Affluent property owners at a South Carolina beach have scored a court victory that allows them to keep a wall of sandbags they were accused of installing illegally to protect their homes from rising seas.
An administrative law judge recently sided with a handful of property owners at Debordieu, dismissing a case that could have forced the sandbags to be removed. The decision is likely to be appealed by environmentalists who want the sandbag walls taken out.
The case is significant for multiple reasons, including whether leaving the bags in place will eventually make beach erosion worse at Debordieu’s southern end. While sandbags protect homes threatened by the sea, they also can speed up erosion of the public beach when hit by waves.
The larger issue is whether allowing the sandbags to remain in place will embolden other property owners to install sandbags without state permission, as the Debordieu property owners did, and to rely on a little known section of state law that allows for experimental beach protection measures.
In this case, the state Department of Health and Environmental Control board approved leaving the sandbag walls as a research project. The Jan. 13 decision overruled the agency’s staff, which had said the sandbag walls were illegally installed and leaving the sandbags did not constitute a research project under state law.
Leslie Lenhardt, an attorney for the SC Environmental Law Project, said she has asked Administrative Law Judge Robert Reibold to reconsider his decision. If that effort is not successful, the group will appeal the decision to the state Court of Appeals, she said. The non-profit legal service represents the Coastal Conservation League.
Environmentalists had challenged the DHEC board’s decision to allow the sandbags to stay in place, saying they were bad for the beach and against state law.
The sandbag walls are on the extreme lower end of a sagging seawall at Debordieu, a gated community near Pawleys Island in Georgetown County.
Property owners have for years sought help in protecting high-end homes from rising seas on Debordieu’s southern end. The area was renourished, with private funding, to widen the beach this summer. The sandbag walls are behind the renourished area, but are expected to become exposed to the ocean when the renourishment washes away in a few years.

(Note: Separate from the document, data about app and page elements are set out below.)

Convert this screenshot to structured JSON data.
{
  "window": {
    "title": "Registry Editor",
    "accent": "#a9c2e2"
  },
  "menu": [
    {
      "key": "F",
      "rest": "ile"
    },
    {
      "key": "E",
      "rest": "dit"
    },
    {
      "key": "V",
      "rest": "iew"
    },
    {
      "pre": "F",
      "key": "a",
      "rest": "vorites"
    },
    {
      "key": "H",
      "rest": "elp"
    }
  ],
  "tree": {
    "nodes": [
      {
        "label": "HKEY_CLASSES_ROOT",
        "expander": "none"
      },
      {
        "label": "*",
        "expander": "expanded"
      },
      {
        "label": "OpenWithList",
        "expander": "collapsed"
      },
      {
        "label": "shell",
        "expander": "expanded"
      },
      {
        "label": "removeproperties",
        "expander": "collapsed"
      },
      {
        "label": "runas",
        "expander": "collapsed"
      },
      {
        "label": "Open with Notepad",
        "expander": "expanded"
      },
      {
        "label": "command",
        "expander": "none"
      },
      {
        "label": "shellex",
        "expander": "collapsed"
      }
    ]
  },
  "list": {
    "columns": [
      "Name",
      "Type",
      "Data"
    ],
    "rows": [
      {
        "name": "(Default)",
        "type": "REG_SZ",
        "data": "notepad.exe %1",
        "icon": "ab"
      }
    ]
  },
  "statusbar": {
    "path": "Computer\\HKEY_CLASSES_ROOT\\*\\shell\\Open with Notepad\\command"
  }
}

Reibold’s Aug. 10 decision was based on a technicality, not the merits of the case, she said.
Reibold ruled that environmentalists did not give proper notice of their challenge to the DHEC board decision to a Coastal Carolina University scientist, meaning the case could not go forward. The scientist, Paul Gayes, also was not named as a party in the environmentalists’ challenge to the DHEC board decision, the judge ruled.
“The failure to name and timely serve Dr. Gayes with the request for a contested case hearing requires dismissal of this action,” the judge ruled.
Gayes worked with attorneys for the property owners to draft a proposal to research the sandbags if they were left in place. Records indicate that the research proposal he submitted to DHEC was initiated by property owners, whose lawyers helped edit the plan.
Lenhardt said the ultimate result of the case is an important issue for how South Carolina manages beaches in the future, particularly as the climate changes and sea levels continue to rise.
“Nobody can challenge the reality that sea level rise and climate change is going to create more and more conflict, and that conflict is not going to go away,” she said. She said if the decision is left to stand, “what will suffer is the beach that people come to enjoy.”
Attorneys Joe Owens and Randy Lowell, who represent the Debordieu property owners, were not immediately available for comment Wednesday. Property owners seeking to keep the sandbag walls purchased the property at Debordieu in the past 10 years.
Those owners are Price and Carolyn Sloan; Mark and Anne Tiberio; the Schulte Living Trust, whose trustees are Michael and Laura Schulte; and Northwest properties. Northwest is owned by Rodney Cain. Property records show home addresses in North Carolina.
DHEC officials declined to discuss the case, saying the matter involves pending litigation The department said it had filed a motion seeking clarity on a part of the ruling. But the agency said the motion was not a challenge to the administrative court decision
This story was originally published August 24, 2022 11:51 AM.